Exercise inputs =>
• • •
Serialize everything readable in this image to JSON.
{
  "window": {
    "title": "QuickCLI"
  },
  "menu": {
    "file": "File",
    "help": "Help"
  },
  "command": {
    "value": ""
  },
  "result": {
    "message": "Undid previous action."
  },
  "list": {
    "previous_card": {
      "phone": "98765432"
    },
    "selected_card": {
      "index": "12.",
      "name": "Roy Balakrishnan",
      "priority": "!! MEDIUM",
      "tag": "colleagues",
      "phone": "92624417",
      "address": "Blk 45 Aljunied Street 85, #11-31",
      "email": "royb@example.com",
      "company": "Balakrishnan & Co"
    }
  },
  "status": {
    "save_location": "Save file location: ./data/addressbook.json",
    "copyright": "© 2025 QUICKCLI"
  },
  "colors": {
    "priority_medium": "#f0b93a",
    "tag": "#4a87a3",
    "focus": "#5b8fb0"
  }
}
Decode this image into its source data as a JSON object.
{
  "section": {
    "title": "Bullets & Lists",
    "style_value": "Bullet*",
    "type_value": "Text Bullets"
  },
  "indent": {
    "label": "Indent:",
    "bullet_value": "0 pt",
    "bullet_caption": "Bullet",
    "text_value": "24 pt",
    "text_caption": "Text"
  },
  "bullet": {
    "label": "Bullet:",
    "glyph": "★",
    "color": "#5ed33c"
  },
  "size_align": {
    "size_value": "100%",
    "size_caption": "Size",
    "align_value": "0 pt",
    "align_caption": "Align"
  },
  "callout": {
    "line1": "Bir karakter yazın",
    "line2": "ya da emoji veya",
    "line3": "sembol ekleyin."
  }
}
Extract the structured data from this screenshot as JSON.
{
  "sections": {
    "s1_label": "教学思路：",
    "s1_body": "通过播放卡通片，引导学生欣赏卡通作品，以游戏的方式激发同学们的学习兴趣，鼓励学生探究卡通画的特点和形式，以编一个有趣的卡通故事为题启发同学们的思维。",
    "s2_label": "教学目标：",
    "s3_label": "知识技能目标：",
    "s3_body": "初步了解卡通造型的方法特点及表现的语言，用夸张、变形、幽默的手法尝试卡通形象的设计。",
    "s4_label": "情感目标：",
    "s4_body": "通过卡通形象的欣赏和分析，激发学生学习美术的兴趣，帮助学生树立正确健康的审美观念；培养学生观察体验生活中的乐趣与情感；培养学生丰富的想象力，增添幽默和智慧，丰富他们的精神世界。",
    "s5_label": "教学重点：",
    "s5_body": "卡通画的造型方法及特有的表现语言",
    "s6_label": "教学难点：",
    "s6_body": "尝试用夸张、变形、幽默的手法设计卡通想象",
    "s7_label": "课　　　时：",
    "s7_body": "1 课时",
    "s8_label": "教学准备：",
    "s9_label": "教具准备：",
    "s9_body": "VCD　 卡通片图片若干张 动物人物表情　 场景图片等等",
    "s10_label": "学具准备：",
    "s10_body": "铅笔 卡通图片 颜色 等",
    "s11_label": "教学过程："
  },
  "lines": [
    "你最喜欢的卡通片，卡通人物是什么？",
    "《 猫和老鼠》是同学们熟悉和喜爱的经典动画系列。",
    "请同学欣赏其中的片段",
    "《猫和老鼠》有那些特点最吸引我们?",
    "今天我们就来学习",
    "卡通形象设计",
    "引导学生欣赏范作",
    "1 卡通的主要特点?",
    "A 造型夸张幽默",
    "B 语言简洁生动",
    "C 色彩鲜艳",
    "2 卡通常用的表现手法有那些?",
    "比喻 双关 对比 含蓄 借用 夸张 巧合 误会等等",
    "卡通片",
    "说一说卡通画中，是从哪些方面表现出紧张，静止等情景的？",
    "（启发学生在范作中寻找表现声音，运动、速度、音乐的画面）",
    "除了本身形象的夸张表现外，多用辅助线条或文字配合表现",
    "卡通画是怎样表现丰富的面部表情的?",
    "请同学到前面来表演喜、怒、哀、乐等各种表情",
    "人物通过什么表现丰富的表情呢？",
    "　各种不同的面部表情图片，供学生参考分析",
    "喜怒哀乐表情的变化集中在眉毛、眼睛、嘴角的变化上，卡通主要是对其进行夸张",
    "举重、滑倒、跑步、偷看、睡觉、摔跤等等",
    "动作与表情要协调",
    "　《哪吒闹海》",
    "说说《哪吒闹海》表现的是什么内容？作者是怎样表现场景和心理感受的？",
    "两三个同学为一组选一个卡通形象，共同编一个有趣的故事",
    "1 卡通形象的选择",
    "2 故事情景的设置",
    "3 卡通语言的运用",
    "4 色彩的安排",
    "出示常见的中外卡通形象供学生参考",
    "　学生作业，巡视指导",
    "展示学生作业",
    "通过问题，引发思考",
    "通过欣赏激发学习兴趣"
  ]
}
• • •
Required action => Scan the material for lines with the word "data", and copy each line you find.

Response below =>
    "save_location": "Save file location: ./data/addressbook.json",
Decode this image into its source data as a JSON object.
Extract the structured data from this screenshot as JSON.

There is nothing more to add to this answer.